> **Activity**
For the word "amount", give the number of lines in these entries that contain it, with nothing else.

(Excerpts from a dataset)
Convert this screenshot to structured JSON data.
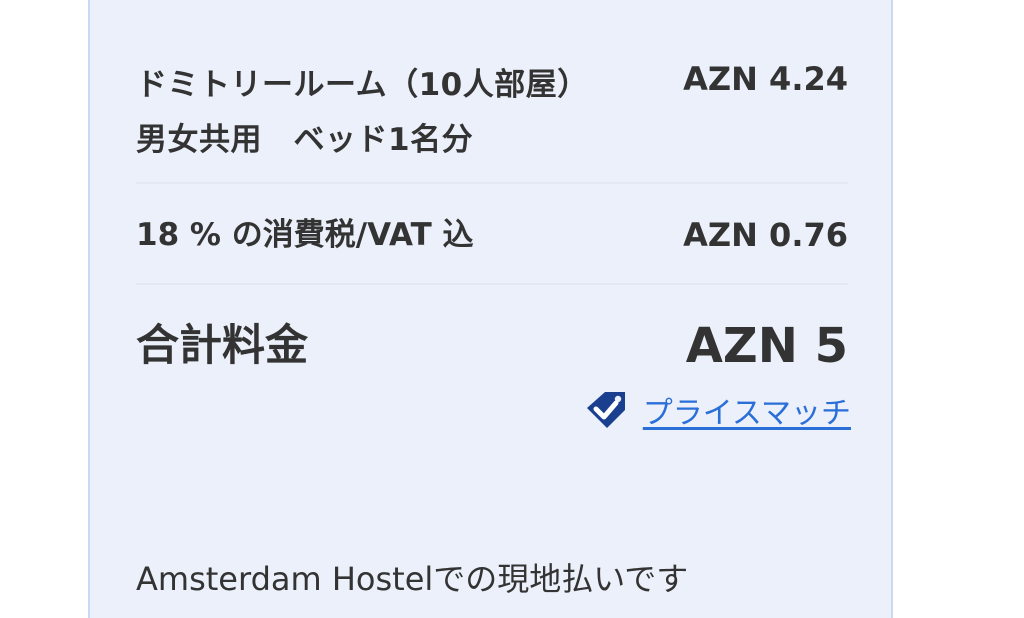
{
  "price_breakdown": {
    "room": {
      "label": "ドミトリールーム（10人部屋）　男女共用　ベッド1名分",
      "amount": "AZN 4.24"
    },
    "tax": {
      "label": "18 % の消費税/VAT 込",
      "amount": "AZN 0.76"
    },
    "total": {
      "label": "合計料金",
      "amount": "AZN 5"
    },
    "price_match": {
      "icon": "checkmark-tag-icon",
      "label": "プライスマッチ",
      "icon_color": "#1b3f8f",
      "link_color": "#2a6ed8"
    },
    "payment_note": "Amsterdam Hostelでの現地払いです"
  },
  "colors": {
    "panel_bg": "#ebf0fa",
    "panel_border": "#c9d8f3",
    "text": "#333333"
  }
}
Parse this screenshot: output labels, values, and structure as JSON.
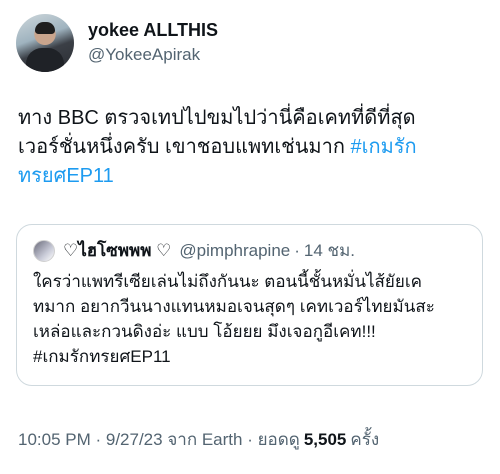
{
  "author": {
    "display_name": "yokee ALLTHIS",
    "handle": "@YokeeApirak"
  },
  "tweet": {
    "text": "ทาง BBC ตรวจเทปไปขมไปว่านี่คือเคทที่ดีที่สุด\nเวอร์ชั่นหนึ่งครับ เขาชอบแพทเช่นมาก ",
    "hashtag_line1": "#เกมรัก",
    "hashtag_line2": "ทรยศEP11"
  },
  "quoted": {
    "display_name": "♡ไฮโซพพพ ♡",
    "handle": "@pimphrapine",
    "separator": "·",
    "time": "14 ชม.",
    "text": "ใครว่าแพทรีเซียเล่นไม่ถึงกันนะ ตอนนี้ชั้นหมั่นไส้ยัยเค\nทมาก อยากวีนนางแทนหมอเจนสุดๆ เคทเวอร์ไทยมันสะ\nเหล่อและกวนดิงอ่ะ แบบ โอ้ยยย  มึงเจอกูอีเคท!!!\n#เกมรักทรยศEP11"
  },
  "meta": {
    "timestamp": "10:05 PM · 9/27/23 จาก Earth · ยอดดู",
    "views": "5,505",
    "views_label": "ครั้ง"
  },
  "colors": {
    "hashtag": "#1d9bf0",
    "secondary_text": "#536471",
    "border": "#cfd9de"
  }
}
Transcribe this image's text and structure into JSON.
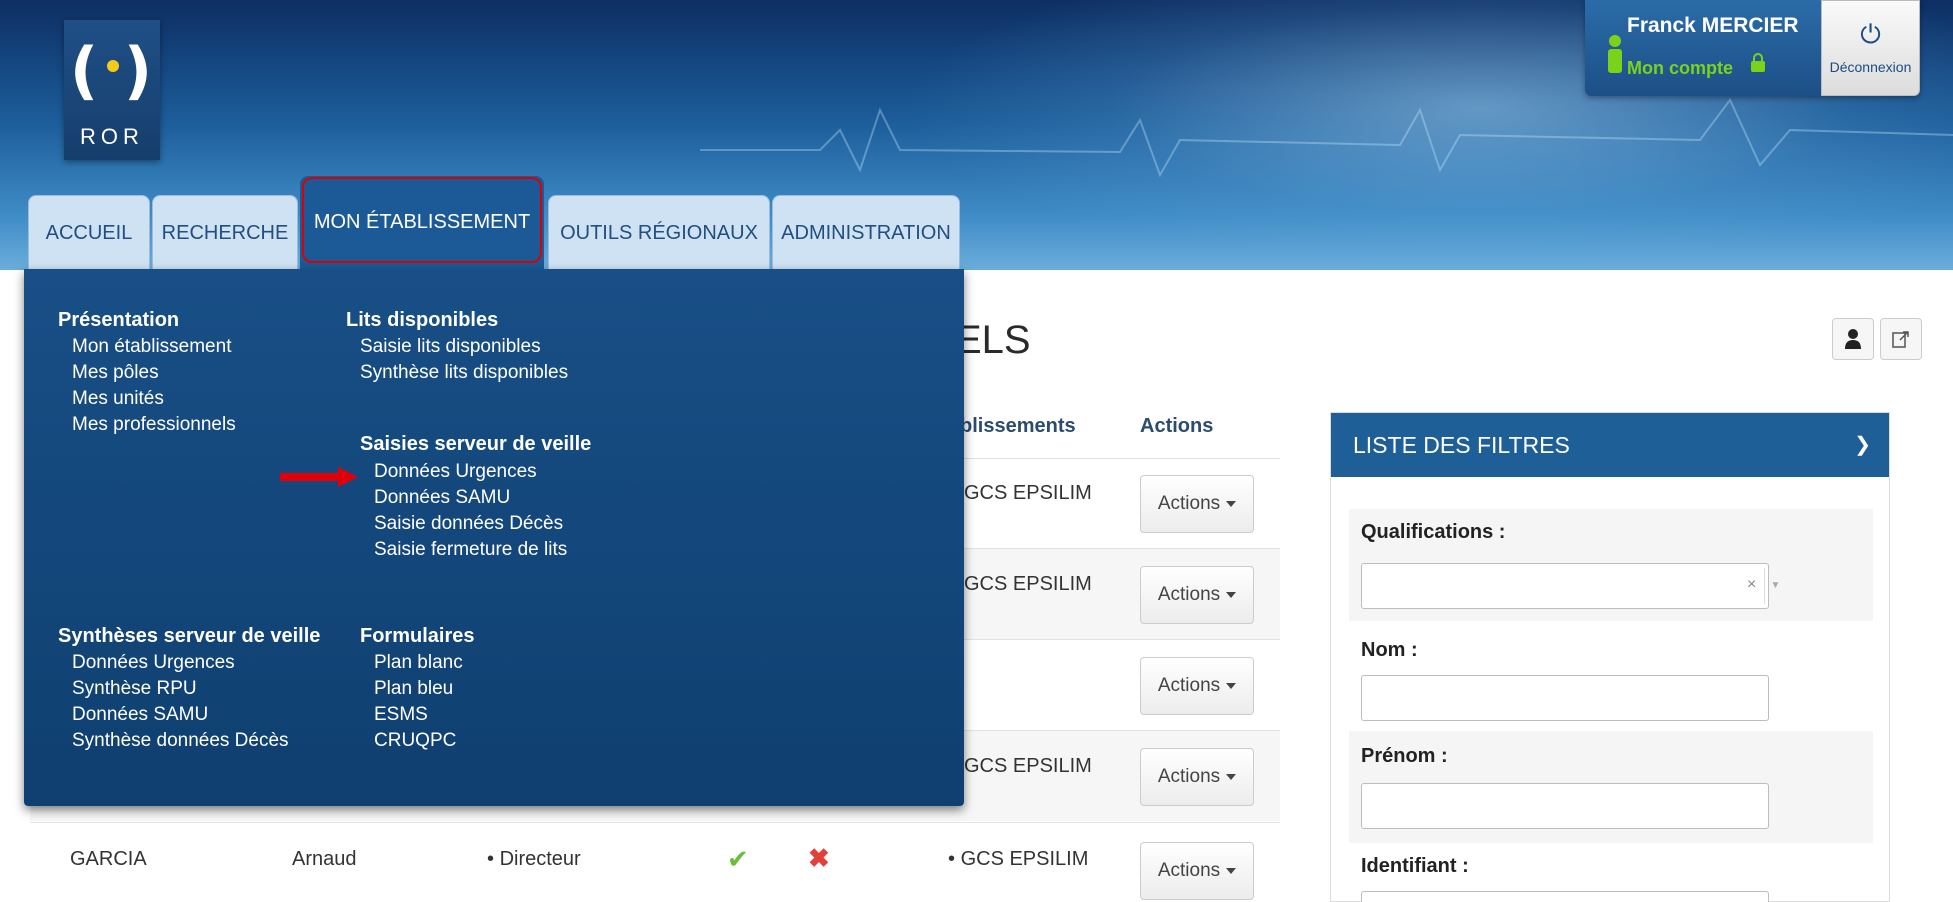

> **Solution for this exercise**
3